_INFORMATION PROVIDED_.

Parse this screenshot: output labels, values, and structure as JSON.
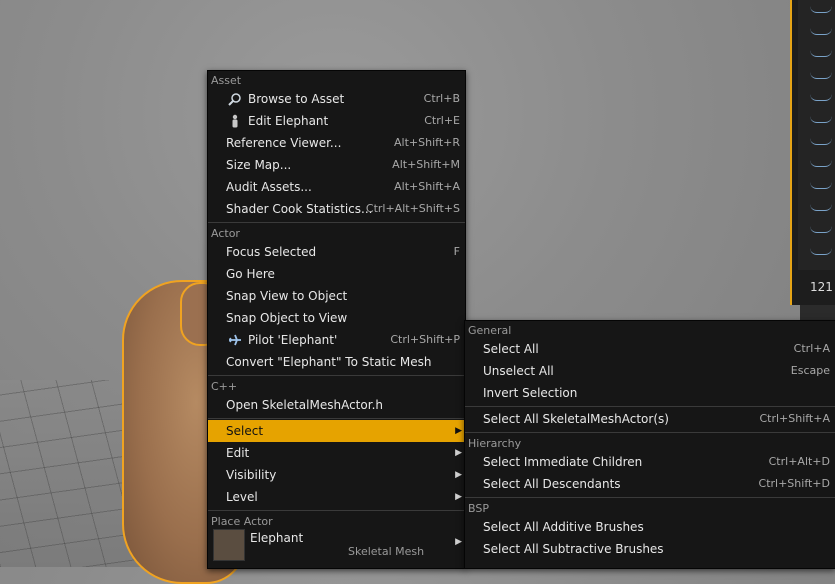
{
  "right_panel": {
    "value": "121"
  },
  "context_menu": {
    "sections": {
      "asset": "Asset",
      "actor": "Actor",
      "cpp": "C++",
      "place_actor": "Place Actor"
    },
    "asset_items": [
      {
        "label": "Browse to Asset",
        "shortcut": "Ctrl+B",
        "icon": "magnifier-icon"
      },
      {
        "label": "Edit Elephant",
        "shortcut": "Ctrl+E",
        "icon": "person-icon"
      },
      {
        "label": "Reference Viewer...",
        "shortcut": "Alt+Shift+R"
      },
      {
        "label": "Size Map...",
        "shortcut": "Alt+Shift+M"
      },
      {
        "label": "Audit Assets...",
        "shortcut": "Alt+Shift+A"
      },
      {
        "label": "Shader Cook Statistics...",
        "shortcut": "Ctrl+Alt+Shift+S"
      }
    ],
    "actor_items": [
      {
        "label": "Focus Selected",
        "shortcut": "F"
      },
      {
        "label": "Go Here",
        "shortcut": ""
      },
      {
        "label": "Snap View to Object",
        "shortcut": ""
      },
      {
        "label": "Snap Object to View",
        "shortcut": ""
      },
      {
        "label": "Pilot 'Elephant'",
        "shortcut": "Ctrl+Shift+P",
        "icon": "plane-icon"
      },
      {
        "label": "Convert \"Elephant\" To Static Mesh",
        "shortcut": ""
      }
    ],
    "cpp_items": [
      {
        "label": "Open SkeletalMeshActor.h"
      }
    ],
    "submenu_items": [
      {
        "label": "Select",
        "selected": true
      },
      {
        "label": "Edit"
      },
      {
        "label": "Visibility"
      },
      {
        "label": "Level"
      }
    ],
    "place_actor_items": [
      {
        "label": "Elephant",
        "sublabel": "Skeletal Mesh"
      }
    ]
  },
  "select_submenu": {
    "sections": {
      "general": "General",
      "hierarchy": "Hierarchy",
      "bsp": "BSP"
    },
    "general_items": [
      {
        "label": "Select All",
        "shortcut": "Ctrl+A"
      },
      {
        "label": "Unselect All",
        "shortcut": "Escape"
      },
      {
        "label": "Invert Selection",
        "shortcut": ""
      }
    ],
    "general_items2": [
      {
        "label": "Select All SkeletalMeshActor(s)",
        "shortcut": "Ctrl+Shift+A"
      }
    ],
    "hierarchy_items": [
      {
        "label": "Select Immediate Children",
        "shortcut": "Ctrl+Alt+D"
      },
      {
        "label": "Select All Descendants",
        "shortcut": "Ctrl+Shift+D"
      }
    ],
    "bsp_items": [
      {
        "label": "Select All Additive Brushes",
        "shortcut": ""
      },
      {
        "label": "Select All Subtractive Brushes",
        "shortcut": ""
      }
    ]
  },
  "colors": {
    "accent": "#e6a300",
    "menu_bg": "#161616",
    "selection_outline": "#f0a321"
  }
}
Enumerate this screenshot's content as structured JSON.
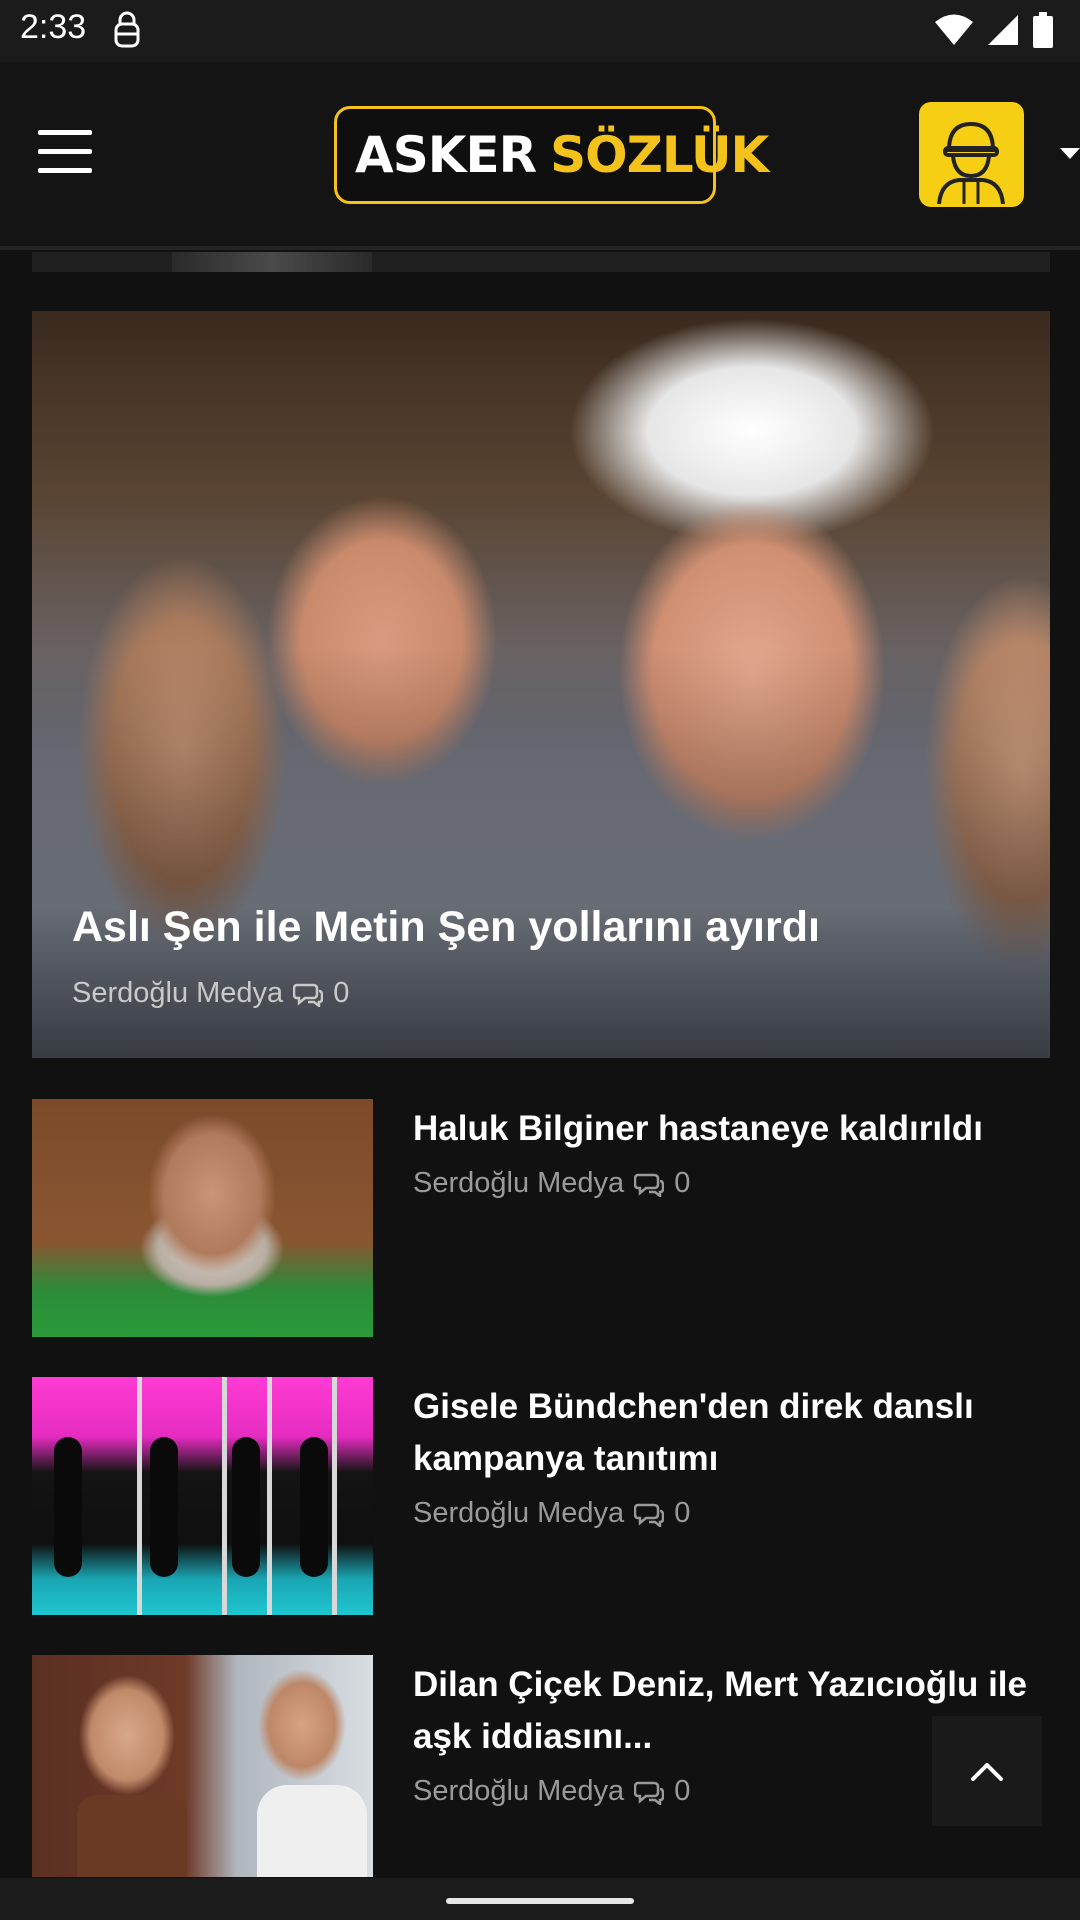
{
  "status_bar": {
    "time": "2:33"
  },
  "header": {
    "logo_part1": "ASKER",
    "logo_part2": "SÖZLÜK"
  },
  "featured": {
    "title": "Aslı Şen ile Metin Şen yollarını ayırdı",
    "author": "Serdoğlu Medya",
    "comments": "0"
  },
  "articles": [
    {
      "title": "Haluk Bilginer hastaneye kaldırıldı",
      "author": "Serdoğlu Medya",
      "comments": "0"
    },
    {
      "title": "Gisele Bündchen'den direk danslı kampanya tanıtımı",
      "author": "Serdoğlu Medya",
      "comments": "0"
    },
    {
      "title": "Dilan Çiçek Deniz, Mert Yazıcıoğlu ile aşk iddiasını...",
      "author": "Serdoğlu Medya",
      "comments": "0"
    }
  ],
  "colors": {
    "accent": "#f4c21a",
    "background": "#111111",
    "meta_text": "#9a9a9a"
  },
  "icons": [
    "menu-icon",
    "user-avatar-icon",
    "comment-icon",
    "chevron-up-icon",
    "wifi-icon",
    "signal-icon",
    "battery-icon"
  ]
}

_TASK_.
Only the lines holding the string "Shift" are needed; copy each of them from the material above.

_RESPONSE_.
        "shortcut": "Alt+Shift+R"
        "shortcut": "Alt+Shift+M"
        "shortcut": "Alt+Shift+A"
        "shortcut": "Ctrl+Alt+Shift+S"
        "shortcut": "Ctrl+Shift+P",
        "shortcut": "Ctrl+Shift+A"
        "shortcut": "Ctrl+Shift+D"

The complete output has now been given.